In a comment on a previous post, Dan asked what the hiker term was for “a long, sinuous, snakelike alignment like from Idyllwild….” Thank you Dan for your question and the excellent use of sibilants. The short answer is “Squiggles,” which are the modern replacement for the historic and sensible “Switchbacks.” The PCT is a patchwork of trails connected by a name threading through assorted county, state and federal jurisdictions. Some of the oldest stretches were designed and constructed by actual engineers in an era where algebra, dynamite and slope gradients were commonly deployed in transportation projects. Trail users in the heyday of 1930’s trail making included mules who are particular about walking on no more than an 8% grade. Humans needed mules to carry canvas tents with wood frames, canned goods and heavy woolen outerwear. Thus, the engineers calculated the pitch of the slope, the vertical distance between top and bottom, the width of the terrain, and some other very important stuff like how much dynamite was needed to blow chunks off the mountain. They came up with a formula multiplied by the coefficient of evil to get a plan for sensible, sinuous switchbacks suitable for man and beast. An excellent example of this approach is Forrester Pass in the Sierra. In the modern era of trail building, as evidenced by the descent from Idylwild to Cabazon, the State of California, or its consultants, developed a series of 10-Year Plans each requiring 1000 page Environmental Impact Statements (EIS) and extensive public review, to determine the best possible method of trail construction for new or replacement links in the mighty PCT system. The State of California replied, “OK, will do,” to a comment made by Mr. Robert Basilovitch on page 632 of the revised, amended Appendix H of the EIS, “Respect the environment, every rock, every bush, has a right to exist in the exact spot where nature put them. The trail needs to avoid each of nature’s little babies.” This was the turning point in the evolution of trail building. Also the cost of the pre-design and pre-construction process was so high that few funds remained for the actual construction process. The modern construction contract specifies the Squiggle Method be used to design a trail: “See that mountain? Cover it with trail and avoid every rock, bush, squirrel hole and sacred spot. Construction equipment: One pair of shoes, Men’s size 8 maximum. Construction method: one human in specified shoe size walking heel to toe all over the mountain so as to cause maximum mileage with minimal trail surface. If hikers could just walk in a straight line, they’d be climbers.”

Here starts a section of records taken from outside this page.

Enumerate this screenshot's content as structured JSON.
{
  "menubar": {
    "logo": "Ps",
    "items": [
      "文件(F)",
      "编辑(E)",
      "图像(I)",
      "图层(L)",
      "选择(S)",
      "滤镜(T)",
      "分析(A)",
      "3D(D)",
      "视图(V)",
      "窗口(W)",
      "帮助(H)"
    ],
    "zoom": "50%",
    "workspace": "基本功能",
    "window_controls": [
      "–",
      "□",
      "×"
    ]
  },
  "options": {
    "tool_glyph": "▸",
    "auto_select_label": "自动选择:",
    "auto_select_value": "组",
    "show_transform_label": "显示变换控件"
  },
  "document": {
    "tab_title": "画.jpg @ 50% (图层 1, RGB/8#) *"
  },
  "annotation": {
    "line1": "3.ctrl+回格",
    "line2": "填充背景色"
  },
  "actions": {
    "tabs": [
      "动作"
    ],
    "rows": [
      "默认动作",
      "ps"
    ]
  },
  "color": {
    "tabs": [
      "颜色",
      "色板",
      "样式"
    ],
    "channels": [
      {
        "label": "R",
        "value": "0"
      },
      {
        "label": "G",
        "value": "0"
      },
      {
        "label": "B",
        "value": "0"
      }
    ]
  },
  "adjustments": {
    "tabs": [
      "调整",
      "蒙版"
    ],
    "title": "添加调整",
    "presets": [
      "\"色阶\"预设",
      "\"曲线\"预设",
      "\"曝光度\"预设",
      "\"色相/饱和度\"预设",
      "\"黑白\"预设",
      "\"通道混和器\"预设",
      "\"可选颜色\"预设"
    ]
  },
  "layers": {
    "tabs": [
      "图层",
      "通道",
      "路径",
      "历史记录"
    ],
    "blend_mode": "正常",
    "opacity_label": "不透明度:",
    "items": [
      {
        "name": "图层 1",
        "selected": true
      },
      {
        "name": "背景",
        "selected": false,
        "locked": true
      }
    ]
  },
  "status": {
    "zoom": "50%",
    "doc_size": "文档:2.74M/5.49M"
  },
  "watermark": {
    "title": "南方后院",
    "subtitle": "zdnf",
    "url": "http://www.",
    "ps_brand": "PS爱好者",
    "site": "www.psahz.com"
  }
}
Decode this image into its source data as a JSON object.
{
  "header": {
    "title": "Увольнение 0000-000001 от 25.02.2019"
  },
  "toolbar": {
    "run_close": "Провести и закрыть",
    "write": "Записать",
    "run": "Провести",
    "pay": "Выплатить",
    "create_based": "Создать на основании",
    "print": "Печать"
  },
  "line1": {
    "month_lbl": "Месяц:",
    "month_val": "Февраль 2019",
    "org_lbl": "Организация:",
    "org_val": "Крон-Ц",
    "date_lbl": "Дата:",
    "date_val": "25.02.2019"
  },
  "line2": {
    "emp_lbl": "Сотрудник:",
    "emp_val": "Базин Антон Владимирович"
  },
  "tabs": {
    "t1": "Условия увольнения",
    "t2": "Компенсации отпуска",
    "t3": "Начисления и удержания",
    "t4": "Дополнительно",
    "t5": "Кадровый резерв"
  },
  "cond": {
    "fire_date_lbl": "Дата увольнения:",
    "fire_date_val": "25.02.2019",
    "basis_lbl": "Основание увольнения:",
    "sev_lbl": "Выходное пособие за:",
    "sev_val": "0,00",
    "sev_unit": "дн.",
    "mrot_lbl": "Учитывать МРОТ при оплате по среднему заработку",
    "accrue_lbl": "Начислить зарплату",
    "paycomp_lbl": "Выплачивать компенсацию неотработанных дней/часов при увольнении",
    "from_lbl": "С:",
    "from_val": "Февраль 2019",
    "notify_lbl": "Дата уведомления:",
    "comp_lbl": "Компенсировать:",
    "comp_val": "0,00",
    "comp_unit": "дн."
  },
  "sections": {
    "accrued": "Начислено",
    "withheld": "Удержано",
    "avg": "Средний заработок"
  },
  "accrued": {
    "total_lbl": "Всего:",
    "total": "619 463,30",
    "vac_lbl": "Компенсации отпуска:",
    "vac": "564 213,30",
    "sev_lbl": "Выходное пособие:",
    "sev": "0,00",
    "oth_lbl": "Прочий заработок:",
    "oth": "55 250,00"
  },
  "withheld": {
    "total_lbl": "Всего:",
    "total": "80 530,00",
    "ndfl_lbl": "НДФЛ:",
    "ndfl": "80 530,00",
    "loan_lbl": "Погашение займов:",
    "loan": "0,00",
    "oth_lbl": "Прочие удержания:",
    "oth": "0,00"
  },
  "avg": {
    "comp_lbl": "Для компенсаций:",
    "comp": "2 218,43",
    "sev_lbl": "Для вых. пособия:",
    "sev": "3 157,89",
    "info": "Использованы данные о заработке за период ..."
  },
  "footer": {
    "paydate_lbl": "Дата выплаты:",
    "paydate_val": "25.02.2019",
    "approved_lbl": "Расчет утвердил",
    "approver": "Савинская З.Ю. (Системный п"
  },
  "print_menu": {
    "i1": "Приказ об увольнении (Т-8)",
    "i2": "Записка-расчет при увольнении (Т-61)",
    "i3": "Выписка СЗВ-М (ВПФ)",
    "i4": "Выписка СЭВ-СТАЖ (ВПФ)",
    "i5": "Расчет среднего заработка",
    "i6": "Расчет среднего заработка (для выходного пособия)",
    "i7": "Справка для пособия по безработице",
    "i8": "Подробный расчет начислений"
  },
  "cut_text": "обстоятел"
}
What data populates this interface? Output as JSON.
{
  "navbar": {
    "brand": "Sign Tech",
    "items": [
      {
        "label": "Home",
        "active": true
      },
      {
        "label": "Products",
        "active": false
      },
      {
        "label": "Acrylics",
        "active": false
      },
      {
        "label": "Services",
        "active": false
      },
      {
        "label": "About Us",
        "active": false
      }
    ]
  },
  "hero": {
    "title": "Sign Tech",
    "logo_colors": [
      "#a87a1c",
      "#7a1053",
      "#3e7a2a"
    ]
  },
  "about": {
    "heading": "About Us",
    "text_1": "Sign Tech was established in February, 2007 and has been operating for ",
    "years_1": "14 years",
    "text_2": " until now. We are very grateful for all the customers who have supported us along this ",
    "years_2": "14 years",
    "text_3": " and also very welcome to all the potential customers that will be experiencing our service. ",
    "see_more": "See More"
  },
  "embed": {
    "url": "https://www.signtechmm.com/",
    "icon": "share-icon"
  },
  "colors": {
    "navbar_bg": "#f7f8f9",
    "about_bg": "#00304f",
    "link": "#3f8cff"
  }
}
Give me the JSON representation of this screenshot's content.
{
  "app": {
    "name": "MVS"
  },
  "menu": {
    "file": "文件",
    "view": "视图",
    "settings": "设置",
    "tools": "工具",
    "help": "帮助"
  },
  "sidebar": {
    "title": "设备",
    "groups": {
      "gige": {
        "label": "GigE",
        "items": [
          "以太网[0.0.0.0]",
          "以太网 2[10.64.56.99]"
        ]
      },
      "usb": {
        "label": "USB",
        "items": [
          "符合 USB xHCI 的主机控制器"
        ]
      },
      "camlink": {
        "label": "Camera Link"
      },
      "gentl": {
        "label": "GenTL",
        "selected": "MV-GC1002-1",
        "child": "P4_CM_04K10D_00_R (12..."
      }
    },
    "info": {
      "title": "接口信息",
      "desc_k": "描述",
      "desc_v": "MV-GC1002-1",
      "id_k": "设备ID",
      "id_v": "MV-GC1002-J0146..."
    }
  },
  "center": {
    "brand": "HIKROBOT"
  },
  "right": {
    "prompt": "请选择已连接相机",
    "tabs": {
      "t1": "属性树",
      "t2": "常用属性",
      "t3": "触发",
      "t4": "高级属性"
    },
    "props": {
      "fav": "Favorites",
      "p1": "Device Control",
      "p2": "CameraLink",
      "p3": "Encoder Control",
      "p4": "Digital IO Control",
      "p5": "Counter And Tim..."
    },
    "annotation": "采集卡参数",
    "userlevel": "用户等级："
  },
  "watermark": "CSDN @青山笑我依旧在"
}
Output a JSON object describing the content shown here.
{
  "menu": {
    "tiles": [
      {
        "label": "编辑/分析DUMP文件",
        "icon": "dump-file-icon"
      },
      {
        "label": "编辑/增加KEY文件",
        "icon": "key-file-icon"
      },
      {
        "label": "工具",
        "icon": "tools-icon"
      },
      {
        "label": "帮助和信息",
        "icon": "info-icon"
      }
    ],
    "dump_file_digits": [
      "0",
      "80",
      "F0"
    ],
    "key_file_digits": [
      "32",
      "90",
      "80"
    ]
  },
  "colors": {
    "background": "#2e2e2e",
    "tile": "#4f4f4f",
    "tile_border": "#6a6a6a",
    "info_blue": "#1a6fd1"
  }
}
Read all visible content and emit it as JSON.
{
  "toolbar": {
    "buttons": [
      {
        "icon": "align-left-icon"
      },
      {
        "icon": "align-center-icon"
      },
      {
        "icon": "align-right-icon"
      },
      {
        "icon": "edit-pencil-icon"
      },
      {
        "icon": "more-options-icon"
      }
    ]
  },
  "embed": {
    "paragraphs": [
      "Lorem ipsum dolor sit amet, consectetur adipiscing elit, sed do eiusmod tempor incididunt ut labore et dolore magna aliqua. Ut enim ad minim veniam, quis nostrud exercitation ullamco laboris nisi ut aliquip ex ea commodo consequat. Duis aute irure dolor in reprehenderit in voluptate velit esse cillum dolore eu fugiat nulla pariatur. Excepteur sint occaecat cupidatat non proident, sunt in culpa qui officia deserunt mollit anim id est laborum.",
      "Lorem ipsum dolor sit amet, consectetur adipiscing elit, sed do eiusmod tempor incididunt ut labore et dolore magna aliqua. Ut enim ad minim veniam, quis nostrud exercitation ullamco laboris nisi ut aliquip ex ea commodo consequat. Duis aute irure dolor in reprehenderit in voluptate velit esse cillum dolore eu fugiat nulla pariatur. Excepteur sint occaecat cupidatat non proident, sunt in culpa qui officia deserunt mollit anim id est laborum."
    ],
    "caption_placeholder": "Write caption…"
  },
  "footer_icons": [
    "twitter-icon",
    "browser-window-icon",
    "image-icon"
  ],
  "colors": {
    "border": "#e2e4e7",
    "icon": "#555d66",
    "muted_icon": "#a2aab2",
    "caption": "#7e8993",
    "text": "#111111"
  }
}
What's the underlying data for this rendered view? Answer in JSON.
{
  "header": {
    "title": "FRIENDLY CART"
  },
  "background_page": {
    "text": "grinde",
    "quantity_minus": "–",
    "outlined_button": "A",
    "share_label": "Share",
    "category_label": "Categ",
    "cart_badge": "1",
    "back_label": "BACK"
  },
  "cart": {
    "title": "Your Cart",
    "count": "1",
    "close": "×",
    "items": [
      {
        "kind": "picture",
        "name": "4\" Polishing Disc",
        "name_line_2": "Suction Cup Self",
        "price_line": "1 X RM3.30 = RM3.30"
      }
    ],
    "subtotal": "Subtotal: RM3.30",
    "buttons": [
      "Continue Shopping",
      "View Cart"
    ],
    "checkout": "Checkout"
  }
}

2 thoughts on “Squiggle Engineering”
Interesting. Yet I can’t help believing there is a variable, context sensitive trail design that, on one hand, does not require assigning rights to a rock while on the other hand, does not necessitate blowing off chunks of the mountain. A design solution resulting in a trail that all you PCT’ers can still hike rather than climb!
So how do we check your location with your In-Reach?